[Page and application data records]
———
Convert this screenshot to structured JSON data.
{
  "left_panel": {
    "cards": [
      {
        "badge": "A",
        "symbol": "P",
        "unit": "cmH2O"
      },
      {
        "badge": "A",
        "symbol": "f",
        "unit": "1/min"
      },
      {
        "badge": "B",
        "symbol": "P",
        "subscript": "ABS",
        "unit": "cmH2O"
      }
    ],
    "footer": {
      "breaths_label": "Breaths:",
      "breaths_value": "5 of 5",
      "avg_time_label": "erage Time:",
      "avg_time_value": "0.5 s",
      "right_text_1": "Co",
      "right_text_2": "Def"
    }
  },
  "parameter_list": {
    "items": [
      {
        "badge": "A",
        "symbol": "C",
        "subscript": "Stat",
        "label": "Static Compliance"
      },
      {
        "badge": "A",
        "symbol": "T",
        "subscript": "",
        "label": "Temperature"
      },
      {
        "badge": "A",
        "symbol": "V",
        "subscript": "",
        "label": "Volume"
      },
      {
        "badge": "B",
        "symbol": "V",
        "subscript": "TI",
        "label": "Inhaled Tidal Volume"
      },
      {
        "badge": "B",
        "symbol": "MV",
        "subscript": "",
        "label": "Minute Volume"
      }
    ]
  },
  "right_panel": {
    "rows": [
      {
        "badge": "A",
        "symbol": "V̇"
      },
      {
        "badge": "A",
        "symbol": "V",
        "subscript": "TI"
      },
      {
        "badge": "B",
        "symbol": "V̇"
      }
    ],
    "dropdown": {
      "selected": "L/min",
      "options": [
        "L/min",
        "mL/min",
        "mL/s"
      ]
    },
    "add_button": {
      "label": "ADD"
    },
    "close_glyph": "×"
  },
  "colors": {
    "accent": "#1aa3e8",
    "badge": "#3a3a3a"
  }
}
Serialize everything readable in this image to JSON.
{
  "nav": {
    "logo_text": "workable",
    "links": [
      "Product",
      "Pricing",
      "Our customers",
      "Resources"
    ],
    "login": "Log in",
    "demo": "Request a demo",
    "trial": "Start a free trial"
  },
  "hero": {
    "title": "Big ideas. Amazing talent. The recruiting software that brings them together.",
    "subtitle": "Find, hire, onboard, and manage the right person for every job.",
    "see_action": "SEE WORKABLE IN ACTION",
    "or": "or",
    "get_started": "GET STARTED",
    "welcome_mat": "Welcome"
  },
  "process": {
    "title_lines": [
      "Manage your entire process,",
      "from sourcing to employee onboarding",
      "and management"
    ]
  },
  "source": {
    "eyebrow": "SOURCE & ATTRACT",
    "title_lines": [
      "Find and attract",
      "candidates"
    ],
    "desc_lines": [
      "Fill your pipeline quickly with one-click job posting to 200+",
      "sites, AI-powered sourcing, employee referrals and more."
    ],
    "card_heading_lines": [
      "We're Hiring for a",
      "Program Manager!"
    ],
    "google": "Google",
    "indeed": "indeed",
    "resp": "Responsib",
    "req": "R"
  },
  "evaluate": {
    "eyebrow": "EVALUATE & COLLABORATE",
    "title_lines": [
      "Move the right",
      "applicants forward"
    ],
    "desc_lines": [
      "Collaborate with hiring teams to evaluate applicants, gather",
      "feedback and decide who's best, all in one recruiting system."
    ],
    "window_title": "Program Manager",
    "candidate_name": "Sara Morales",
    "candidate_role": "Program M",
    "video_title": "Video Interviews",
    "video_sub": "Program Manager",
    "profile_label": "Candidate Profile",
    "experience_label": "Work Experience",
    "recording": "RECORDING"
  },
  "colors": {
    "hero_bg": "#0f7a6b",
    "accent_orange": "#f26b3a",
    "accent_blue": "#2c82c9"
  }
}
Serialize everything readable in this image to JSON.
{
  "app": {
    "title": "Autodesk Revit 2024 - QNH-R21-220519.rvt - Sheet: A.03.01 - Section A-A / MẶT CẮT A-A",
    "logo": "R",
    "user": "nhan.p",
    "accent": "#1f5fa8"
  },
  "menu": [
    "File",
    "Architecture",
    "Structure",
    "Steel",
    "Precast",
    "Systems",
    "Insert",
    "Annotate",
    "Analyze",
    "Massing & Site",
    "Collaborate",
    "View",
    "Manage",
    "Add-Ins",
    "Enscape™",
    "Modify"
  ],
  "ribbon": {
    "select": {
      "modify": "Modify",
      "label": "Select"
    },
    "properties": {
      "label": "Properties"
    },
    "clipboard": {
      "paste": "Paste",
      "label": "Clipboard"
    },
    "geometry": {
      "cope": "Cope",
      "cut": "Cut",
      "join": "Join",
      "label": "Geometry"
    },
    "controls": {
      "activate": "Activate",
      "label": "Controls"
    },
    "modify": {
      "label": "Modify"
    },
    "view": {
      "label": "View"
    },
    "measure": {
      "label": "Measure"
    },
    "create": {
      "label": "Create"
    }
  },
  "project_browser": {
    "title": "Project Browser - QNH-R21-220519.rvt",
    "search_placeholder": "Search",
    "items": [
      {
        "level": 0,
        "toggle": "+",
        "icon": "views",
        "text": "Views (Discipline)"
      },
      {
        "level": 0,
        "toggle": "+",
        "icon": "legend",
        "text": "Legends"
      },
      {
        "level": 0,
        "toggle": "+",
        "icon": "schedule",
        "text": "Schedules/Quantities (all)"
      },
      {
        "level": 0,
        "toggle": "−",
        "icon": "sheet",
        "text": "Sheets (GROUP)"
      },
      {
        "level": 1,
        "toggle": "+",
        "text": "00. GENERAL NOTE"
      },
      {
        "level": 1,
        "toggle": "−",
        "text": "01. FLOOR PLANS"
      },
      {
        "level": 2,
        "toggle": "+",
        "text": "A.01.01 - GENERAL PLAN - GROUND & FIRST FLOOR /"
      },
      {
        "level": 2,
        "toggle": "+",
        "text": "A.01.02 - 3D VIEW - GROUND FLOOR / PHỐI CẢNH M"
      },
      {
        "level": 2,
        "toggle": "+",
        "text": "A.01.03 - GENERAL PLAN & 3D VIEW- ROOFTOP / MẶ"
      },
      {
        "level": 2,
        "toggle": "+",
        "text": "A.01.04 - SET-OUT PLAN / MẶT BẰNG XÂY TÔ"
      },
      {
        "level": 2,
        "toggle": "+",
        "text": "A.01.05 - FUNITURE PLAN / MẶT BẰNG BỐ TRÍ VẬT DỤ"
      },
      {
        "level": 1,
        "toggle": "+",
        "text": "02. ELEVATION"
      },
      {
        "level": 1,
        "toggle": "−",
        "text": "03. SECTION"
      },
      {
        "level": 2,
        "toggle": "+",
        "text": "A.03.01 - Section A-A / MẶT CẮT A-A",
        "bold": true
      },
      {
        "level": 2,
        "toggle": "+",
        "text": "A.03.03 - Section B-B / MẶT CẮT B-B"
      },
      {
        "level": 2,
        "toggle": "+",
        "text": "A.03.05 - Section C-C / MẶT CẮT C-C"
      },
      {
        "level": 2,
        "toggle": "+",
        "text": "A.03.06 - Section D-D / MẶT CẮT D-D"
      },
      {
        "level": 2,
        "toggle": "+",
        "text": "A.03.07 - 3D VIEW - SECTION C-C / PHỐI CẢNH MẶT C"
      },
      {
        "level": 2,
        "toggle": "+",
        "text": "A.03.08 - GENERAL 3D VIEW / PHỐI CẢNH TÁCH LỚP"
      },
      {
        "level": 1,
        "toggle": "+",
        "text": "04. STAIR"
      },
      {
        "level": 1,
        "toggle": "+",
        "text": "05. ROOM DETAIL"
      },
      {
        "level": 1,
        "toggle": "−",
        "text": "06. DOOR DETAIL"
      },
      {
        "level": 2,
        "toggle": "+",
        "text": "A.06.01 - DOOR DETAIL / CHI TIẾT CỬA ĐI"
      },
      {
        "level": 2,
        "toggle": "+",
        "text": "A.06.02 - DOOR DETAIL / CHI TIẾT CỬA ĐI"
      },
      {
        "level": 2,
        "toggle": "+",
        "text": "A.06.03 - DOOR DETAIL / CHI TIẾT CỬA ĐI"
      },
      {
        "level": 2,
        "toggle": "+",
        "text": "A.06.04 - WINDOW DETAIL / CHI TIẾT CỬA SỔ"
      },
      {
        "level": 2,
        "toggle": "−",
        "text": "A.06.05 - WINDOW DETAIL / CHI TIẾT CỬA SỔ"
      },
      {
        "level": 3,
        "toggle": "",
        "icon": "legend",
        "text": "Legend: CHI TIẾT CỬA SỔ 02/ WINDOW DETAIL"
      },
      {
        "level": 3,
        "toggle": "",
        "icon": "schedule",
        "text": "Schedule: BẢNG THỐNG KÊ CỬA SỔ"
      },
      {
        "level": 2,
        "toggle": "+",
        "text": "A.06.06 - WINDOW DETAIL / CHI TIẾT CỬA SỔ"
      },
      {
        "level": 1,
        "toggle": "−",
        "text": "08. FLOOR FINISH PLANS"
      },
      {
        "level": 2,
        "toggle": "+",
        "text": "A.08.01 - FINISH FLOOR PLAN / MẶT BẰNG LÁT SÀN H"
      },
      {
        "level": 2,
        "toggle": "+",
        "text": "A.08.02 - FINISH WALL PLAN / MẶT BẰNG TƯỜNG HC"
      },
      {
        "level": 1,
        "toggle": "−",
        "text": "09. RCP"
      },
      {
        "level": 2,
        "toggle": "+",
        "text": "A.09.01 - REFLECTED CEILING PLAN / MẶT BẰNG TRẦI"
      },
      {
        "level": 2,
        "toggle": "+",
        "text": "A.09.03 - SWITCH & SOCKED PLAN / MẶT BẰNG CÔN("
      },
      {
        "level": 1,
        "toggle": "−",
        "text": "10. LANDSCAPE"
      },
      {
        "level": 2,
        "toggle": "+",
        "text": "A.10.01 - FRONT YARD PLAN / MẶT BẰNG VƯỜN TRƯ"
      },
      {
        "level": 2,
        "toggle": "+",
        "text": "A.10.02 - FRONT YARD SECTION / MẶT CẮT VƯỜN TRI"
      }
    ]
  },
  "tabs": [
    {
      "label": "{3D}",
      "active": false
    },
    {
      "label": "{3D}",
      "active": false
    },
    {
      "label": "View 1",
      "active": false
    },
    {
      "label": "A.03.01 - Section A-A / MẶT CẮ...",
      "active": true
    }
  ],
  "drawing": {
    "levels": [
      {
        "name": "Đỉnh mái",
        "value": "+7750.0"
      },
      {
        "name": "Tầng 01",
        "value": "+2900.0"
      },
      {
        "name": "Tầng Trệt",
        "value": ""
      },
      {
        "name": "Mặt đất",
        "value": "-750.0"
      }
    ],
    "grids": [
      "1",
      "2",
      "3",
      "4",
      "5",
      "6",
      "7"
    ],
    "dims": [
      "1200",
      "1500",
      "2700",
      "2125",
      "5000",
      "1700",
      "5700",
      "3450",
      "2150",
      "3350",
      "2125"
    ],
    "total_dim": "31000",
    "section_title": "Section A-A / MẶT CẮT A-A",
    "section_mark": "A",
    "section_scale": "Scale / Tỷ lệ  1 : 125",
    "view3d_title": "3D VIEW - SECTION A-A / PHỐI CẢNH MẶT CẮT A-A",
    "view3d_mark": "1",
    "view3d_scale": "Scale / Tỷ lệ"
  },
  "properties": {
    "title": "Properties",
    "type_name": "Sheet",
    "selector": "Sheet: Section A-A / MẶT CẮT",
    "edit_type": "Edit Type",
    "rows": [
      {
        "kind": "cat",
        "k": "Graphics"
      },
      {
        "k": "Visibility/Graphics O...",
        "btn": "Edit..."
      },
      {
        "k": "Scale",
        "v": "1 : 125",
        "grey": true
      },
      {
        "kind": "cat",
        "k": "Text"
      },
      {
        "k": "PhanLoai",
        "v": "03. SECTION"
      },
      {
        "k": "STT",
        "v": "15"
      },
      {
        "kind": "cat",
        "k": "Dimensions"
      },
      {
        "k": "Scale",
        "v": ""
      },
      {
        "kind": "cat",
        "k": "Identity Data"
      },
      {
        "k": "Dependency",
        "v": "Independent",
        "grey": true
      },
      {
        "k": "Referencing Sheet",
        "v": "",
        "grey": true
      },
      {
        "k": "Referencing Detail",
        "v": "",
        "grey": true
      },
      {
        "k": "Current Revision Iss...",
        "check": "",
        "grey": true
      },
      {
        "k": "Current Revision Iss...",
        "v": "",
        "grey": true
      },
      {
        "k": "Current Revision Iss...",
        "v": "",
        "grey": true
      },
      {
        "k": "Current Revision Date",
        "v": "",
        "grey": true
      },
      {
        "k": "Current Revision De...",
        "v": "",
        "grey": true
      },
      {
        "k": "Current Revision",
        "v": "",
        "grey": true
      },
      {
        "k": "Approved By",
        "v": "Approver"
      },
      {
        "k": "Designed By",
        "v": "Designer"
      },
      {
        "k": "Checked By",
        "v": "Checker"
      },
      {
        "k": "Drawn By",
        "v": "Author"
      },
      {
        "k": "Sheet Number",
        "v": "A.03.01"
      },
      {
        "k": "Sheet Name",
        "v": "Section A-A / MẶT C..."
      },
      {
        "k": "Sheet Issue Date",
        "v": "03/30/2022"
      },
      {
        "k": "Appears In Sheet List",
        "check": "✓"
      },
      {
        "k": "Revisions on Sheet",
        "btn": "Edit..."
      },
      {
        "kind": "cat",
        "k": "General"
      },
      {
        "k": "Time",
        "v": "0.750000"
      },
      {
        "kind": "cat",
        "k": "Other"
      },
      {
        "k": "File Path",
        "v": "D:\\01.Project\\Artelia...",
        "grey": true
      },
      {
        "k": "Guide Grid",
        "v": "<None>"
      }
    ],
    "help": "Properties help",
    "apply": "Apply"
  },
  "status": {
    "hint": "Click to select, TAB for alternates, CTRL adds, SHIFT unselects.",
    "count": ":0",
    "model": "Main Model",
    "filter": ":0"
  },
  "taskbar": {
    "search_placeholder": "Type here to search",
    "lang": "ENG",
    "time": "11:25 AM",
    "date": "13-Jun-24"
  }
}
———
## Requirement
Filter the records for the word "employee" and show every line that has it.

## Expected answer
      "from sourcing to employee onboarding",
      "sites, AI-powered sourcing, employee referrals and more."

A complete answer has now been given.